Neuroendocrine prostate cancer after hormonal therapy: Knowing is half the battle Comment uri icon


MeSH Major

  • Adenocarcinoma
  • Neuroendocrine Tumors
  • Prostatic Neoplasms


  • © 2014, American Society for Microbiology. All Rights Reserved. A healthy man undergoing screening for prostate cancer at age 55 years was found to have a prostate-specific antigen (PSA) of 19 ng/mL, and a subsequent biopsy disclosed Gleason 34 prostatic adenocarcinoma. He received intensity-modulated radiation therapy plus 1 year of leuprolide. Following biochemical recurrence approximately 2 years later, he then received intermittent hormonal therapy until the development of overt metastatic disease 6 years later. His tumor did not respond to the addition of bicalutamide or protocol-based treatment involving a novel agent, and he developed rapidly progressive, symptomatic disease. He subsequently received docetaxel, abiraterone, and prednisone as part of a clinical trial that achieved symptomatic, biochemical, and radiographic response (clinical course summarized in Table 1). Following 10 cycles of docetaxel, he stayed on abiraterone and prednisone for approximately 1 year until biochemical progression and another 6 months until radiologic change was noted. When he was noted to have a mild increase in the size of metastatic disease tolymphnodes not meetingRECISTcriteria for progression, he underwent a biopsy consistent with castration-resistant prostatic adenocarcinoma (Fig 1A). Three months later, he developed both symptomatic and radiographic progression, including the development of liver metastases. Biopsy of a liver metastasis revealed neuroendocrine prostate cancer (NEPC; Fig 1B).

publication date

  • October 20, 2014



  • Comment


Digital Object Identifier (DOI)
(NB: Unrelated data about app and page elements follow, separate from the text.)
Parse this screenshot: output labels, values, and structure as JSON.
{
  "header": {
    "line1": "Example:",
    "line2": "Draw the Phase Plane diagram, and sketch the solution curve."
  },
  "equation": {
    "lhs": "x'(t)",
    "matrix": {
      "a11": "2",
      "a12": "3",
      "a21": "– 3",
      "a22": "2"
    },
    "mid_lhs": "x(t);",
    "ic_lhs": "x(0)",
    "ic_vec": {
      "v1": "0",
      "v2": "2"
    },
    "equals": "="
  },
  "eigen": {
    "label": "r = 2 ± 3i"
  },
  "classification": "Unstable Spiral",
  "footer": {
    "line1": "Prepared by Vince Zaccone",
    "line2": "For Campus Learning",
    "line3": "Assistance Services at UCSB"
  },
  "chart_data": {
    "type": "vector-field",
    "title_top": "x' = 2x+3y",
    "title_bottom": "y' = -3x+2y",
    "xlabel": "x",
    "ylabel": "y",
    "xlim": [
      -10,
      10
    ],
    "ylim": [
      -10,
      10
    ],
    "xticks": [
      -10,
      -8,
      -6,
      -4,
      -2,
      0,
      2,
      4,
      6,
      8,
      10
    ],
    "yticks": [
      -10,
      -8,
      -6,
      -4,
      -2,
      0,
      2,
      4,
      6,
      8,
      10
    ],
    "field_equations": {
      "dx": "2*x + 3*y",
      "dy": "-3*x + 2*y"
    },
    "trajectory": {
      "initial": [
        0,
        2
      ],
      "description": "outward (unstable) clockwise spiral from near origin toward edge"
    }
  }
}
  • 10.1200/JCO.2014.57.5100

PubMed ID

  • 25225431

Additional Document Info

start page

  • 3360

end page

  • 4


  • 32


  • 30